Until last week the troubles at Birmingham children’s social services were largely a local issue. While the city’s struggles were unarguably a concern, the implications of its difficulties largely stopped at its borders.
Last week that all changed when the government-ordered independent review into how to fix Birmingham made a recommendation that will have implications for children’s social services throughout England.
That recommendation – accepted immediately by children’s minister Edward Timpson – was to launch another review to devise a suite of options for improving children’s social work that the Department for Education could turn to when a council ends up on Ofsted’s inadequate list.
For Julian Le Grand, the London School of Economics professor who headed the independent review into Birmingham, the city council was proof that the current choice of interventions was not enough.
“We were struck by the fact that the options for trying to improve things at Birmingham are very limited,” he says.
“As the report says, we did consider the option of asking another local authority to take it over or working with a social enterprise or setting up an independent organisation as we did in Doncaster, but, frankly, it was not feasible.
Lack of options for intervention
“None of those options were available. The capacity really isn’t there in either local authorities or in social enterprises or independent trusts to take over something on the scale of Birmingham.
“That really did severely limit our options to what we could recommend so, in the end, we decided to supplement the management capacity of Birmingham, which we already had some confidence in, by appointing a commissioner with an expert panel.”
But the lack of options prompted the suggestion of a further review to arm the Department for Education with new ways to address the problem of failing children’s social services.
“We just think that in the longer term the secretary of state needs to have more options open to him or her when there’s a failing children’s service as to what can be done,” says Le Grand.
It did not take children’s minister Edward Timpson long to agree. On the day the Birmingham review was published, he accepted the recommendation and asked Le Grand to lead the work on the new improvement capacity review.
“It is vital that we are able to act swiftly,” Timpson wrote in the letter informing Le Grand that he had accepted the proposal.
It’s early days for the review. The terms of reference that will spell out its exact remit has yet to be drawn up. But two things are known.
The first is that the review is to be ready by the end of September.

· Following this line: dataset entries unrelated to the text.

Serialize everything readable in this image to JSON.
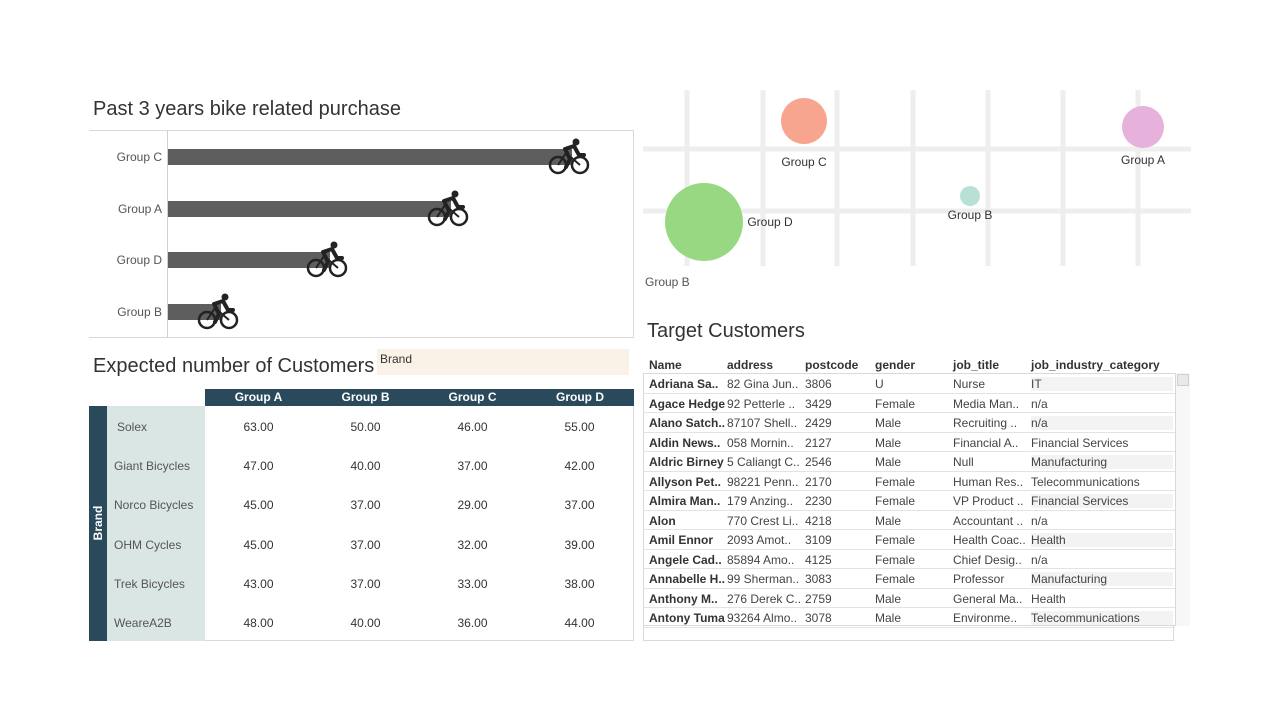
{
  "bar_section": {
    "title": "Past 3 years bike related purchase",
    "chart_data": {
      "type": "bar",
      "categories": [
        "Group C",
        "Group A",
        "Group D",
        "Group B"
      ],
      "values": [
        100,
        70,
        40,
        13
      ]
    }
  },
  "bubble_section": {
    "bottom_label": "Group B",
    "chart_data": {
      "type": "scatter",
      "points": [
        {
          "name": "Group C",
          "color": "#f8a58f",
          "size": 0.6
        },
        {
          "name": "Group A",
          "color": "#e6b1db",
          "size": 0.55
        },
        {
          "name": "Group D",
          "color": "#98d883",
          "size": 1.0
        },
        {
          "name": "Group B",
          "color": "#b9e0d6",
          "size": 0.25
        }
      ]
    }
  },
  "customers_section": {
    "title": "Expected number of Customers",
    "filter_label": "Brand",
    "side_label": "Brand",
    "columns": [
      "Group A",
      "Group B",
      "Group C",
      "Group D"
    ],
    "rows": [
      {
        "brand": "Solex",
        "values": [
          "63.00",
          "50.00",
          "46.00",
          "55.00"
        ]
      },
      {
        "brand": "Giant Bicycles",
        "values": [
          "47.00",
          "40.00",
          "37.00",
          "42.00"
        ]
      },
      {
        "brand": "Norco Bicycles",
        "values": [
          "45.00",
          "37.00",
          "29.00",
          "37.00"
        ]
      },
      {
        "brand": "OHM Cycles",
        "values": [
          "45.00",
          "37.00",
          "32.00",
          "39.00"
        ]
      },
      {
        "brand": "Trek Bicycles",
        "values": [
          "43.00",
          "37.00",
          "33.00",
          "38.00"
        ]
      },
      {
        "brand": "WeareA2B",
        "values": [
          "48.00",
          "40.00",
          "36.00",
          "44.00"
        ]
      }
    ]
  },
  "target_section": {
    "title": "Target Customers",
    "columns": [
      "Name",
      "address",
      "postcode",
      "gender",
      "job_title",
      "job_industry_category"
    ],
    "rows": [
      [
        "Adriana Sa..",
        "82 Gina Jun..",
        "3806",
        "U",
        "Nurse",
        "IT"
      ],
      [
        "Agace Hedge",
        "92 Petterle ..",
        "3429",
        "Female",
        "Media Man..",
        "n/a"
      ],
      [
        "Alano Satch..",
        "87107 Shell..",
        "2429",
        "Male",
        "Recruiting ..",
        "n/a"
      ],
      [
        "Aldin News..",
        "058 Mornin..",
        "2127",
        "Male",
        "Financial A..",
        "Financial Services"
      ],
      [
        "Aldric Birney",
        "5 Caliangt C..",
        "2546",
        "Male",
        "Null",
        "Manufacturing"
      ],
      [
        "Allyson Pet..",
        "98221 Penn..",
        "2170",
        "Female",
        "Human Res..",
        "Telecommunications"
      ],
      [
        "Almira Man..",
        "179 Anzing..",
        "2230",
        "Female",
        "VP Product ..",
        "Financial Services"
      ],
      [
        "Alon",
        "770 Crest Li..",
        "4218",
        "Male",
        "Accountant ..",
        "n/a"
      ],
      [
        "Amil Ennor",
        "2093 Amot..",
        "3109",
        "Female",
        "Health Coac..",
        "Health"
      ],
      [
        "Angele Cad..",
        "85894 Amo..",
        "4125",
        "Female",
        "Chief Desig..",
        "n/a"
      ],
      [
        "Annabelle H..",
        "99 Sherman..",
        "3083",
        "Female",
        "Professor",
        "Manufacturing"
      ],
      [
        "Anthony M..",
        "276 Derek C..",
        "2759",
        "Male",
        "General Ma..",
        "Health"
      ],
      [
        "Antony Tuma",
        "93264 Almo..",
        "3078",
        "Male",
        "Environme..",
        "Telecommunications"
      ]
    ]
  }
}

The second is that Le Grand will be working on it with the same key people who carried out the review of Birmingham’s situation: chief social worker for children Isabelle Trowler and Hackney’s director of children’s services Alan Wood, who has just become president of the Association of Directors of Children’s Services (ADCS).
Review ‘not about outsourcing all children’s services’
Le Grand says the review is very much about how deal with the worst-performing services. “This isn’t some sort of massive revolution to outsource all children’s services,” he says. “It’s more to increase the options available to the secretary of state when they are confronted with failing local authorities.”
Some, however, worry about the context that gave rise to the review.
“We haven’t seen the terms of reference yet, but the review needs to guard against coming in as a reaction to a poor inspection,” says Stockport’s director of children’s services, Andrew Webb, who ended his stint as ADCS president this week.
“The government has engaged the wider sector in this, so we are going into it in the spirit of doing what we can to ensure that children’s services improve in those areas where they need to improve, but we do have some concerns that it is a reactive, not a preventative, approach that is being taken.”
Webb says the review needs to avoid ending up too focused on changing systems as the real answers may lie elsewhere.
“In some places it is quite clear that various parts of the much wider safeguarding system are not working together,” he says. “So, if you take the notion that safeguarding is everybody’s business, we need to look at that variable picture and say what kind of interventions do we need when the system has broken down and there isn’t good communication between the parties or a shared sense of responsibility.”
Shortage of experienced social workers
And one problem that no amount of shuffling of chairs can fix is the shortage of experienced social workers.
“One of the key components of a safeguarding system is the capacity of the social work system and one of the things that causes the most variability is the local ability to recruit and retain good quality social workers and have them targeted effectively,” adds Webb.
“So if you look at that, you might find there is a better way of doing it, but by the same token, there isn’t a glut of under-employed or unemployed social workers with a lot of experience who are able to move into areas that are struggling. A structural solution is not necessarily going to address that problem.”
The launch of the improvement review also comes just under a year after the government withdrew its support for the Children’s Improvement Board, an initiative that Webb says was making good progress towards helping stop councils from ending up in the kind of situation Birmingham is today.
“Early identification of authorities with problems was something that the Children’s Improvement Board was starting to develop,” says Webb. “Having the capacity to support an authority or system early, rather than let it collapse, as it were, has got to be in everybody’s interest.”
Whether the review will end up solely about emergency action for failing services remains to be seen, but Le Grand feels that it is vital for the government to have options at the ready should it end up facing another Birmingham or Doncaster.
“There are a number of local authorities in difficulty with their children’s services and in Birmingham itself the improvements are modest and very fragile,” he says. “So we wanted to make sure that if, and it is an if, there is additional capacity out there or capacity that could be generated that it is available before the next emergency.”